Dr. Jivanta Schoettli is Visiting Research Fellow at the Institute of South Asian Studies, National University of Singapore. She currently works on India’s maritime policy including topics of governance, India’s engagement with East African states and Indian Ocean island states, as well as India’s domestic policies to stimulate its coastal economies and improve ports and related infrastructure. Her past work examines the interplay between domestic and international politics during the process of policy-making and implementation. Ideas, interests and institutions are all central to the process of identifying priorities, formulating an agenda and carrying it through. Currently, she is working on a co-authored book titled, Statecraft and Foreign Policy in India and has written a number of pieces on India’s foreign policy. Dr Jivanta received her PhD in Political Science from Heidelberg University in Germany where she was lecturer and, interim-Professor for Political Science at the South Asia Institute. Her doctoral thesis (summa cum laude), on policy-making and institution building under India’s first Prime Minister, Jawaharlal Nehru was published with Routledge, London in 2012 under the title, Vision and Strategy in Indian Politics. She holds a Masters in Economic History and BSc in International Relations and History, both from the London School of Economics and Political Science.

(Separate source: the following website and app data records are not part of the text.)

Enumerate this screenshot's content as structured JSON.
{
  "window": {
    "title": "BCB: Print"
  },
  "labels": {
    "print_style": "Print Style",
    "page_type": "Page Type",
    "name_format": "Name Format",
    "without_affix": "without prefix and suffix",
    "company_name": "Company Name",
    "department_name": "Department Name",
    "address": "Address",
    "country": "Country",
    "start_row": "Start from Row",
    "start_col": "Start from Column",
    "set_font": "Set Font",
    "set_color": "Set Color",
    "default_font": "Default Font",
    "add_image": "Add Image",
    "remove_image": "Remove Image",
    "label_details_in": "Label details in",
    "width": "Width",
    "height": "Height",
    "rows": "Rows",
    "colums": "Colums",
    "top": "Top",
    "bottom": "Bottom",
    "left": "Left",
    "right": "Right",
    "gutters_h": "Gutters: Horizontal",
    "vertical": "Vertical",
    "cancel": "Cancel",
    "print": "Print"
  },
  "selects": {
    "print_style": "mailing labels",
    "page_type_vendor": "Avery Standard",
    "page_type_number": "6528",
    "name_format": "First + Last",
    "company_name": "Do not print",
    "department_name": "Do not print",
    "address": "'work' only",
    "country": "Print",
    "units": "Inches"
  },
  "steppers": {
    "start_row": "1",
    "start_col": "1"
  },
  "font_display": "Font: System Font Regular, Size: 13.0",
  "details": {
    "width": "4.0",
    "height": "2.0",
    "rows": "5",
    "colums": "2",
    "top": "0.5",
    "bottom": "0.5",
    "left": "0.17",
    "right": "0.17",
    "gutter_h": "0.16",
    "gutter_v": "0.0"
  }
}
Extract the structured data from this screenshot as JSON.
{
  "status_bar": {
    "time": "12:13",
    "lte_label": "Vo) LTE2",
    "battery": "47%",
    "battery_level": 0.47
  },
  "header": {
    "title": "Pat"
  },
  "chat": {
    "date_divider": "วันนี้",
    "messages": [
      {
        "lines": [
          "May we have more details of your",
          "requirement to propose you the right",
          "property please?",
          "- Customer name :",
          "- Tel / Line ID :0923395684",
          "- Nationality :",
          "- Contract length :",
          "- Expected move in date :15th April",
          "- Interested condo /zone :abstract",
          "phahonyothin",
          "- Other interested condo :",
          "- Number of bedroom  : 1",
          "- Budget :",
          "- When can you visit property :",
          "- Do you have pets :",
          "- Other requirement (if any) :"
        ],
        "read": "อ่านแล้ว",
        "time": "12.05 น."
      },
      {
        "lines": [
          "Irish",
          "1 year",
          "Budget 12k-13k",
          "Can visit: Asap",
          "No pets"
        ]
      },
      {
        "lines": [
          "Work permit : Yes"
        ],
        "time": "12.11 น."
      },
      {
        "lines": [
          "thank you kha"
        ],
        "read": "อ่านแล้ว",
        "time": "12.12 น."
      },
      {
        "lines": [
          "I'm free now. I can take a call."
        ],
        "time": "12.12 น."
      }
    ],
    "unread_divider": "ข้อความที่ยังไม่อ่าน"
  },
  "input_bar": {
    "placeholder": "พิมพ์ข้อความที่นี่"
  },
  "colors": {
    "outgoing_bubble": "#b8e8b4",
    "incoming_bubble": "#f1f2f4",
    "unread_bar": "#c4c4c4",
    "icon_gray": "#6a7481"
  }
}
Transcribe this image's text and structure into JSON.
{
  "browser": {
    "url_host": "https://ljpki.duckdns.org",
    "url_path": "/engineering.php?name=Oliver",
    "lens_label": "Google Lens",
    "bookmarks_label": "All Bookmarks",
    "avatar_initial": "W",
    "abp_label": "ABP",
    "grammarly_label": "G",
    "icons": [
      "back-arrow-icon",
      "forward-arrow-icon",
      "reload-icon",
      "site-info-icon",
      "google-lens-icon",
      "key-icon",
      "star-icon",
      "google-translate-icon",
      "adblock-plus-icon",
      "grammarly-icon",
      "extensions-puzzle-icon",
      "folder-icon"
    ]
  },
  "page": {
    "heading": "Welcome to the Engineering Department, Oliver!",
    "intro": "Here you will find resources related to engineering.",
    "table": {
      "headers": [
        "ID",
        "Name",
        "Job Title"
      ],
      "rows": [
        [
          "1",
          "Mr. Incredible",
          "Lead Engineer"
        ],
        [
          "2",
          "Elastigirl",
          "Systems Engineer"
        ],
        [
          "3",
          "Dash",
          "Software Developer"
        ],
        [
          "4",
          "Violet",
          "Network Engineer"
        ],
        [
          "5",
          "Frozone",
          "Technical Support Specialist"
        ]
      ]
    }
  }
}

Dr. Rikard Jalkebro is currently a Teaching Fellow at the School of International Relations at the University of St Andrews. He received his undergraduate degree in International Relations at the Peace and Development Research Institute of Gothenburg University in his native country Sweden and an Erasmus exchange at Dublin City University followed up with an MA in IR from Gothenburg University and an MA in Peace and Conflict Studies from Uppsala University before conducting his doctoral studies at the University of St Andrews. He has been teaching at the School of IR since 2014. Rikard’s thesis focused on local conflicts and peace processes in the Philippines with particular reference to Mindanao and its problems with political dynasties manifested in family- and clan-based violence. He applied theoretical constructs used in the field of peace and conflict studies to understand better, and deal with, what is an under-examined conflict where much of the violence has been designated as terrorism. He receives regular invitations and to provide expert views in media outlets such as Al-Jazeera, Channel NewsAsia, SKY News, TRT World and tbs eFM Primetime.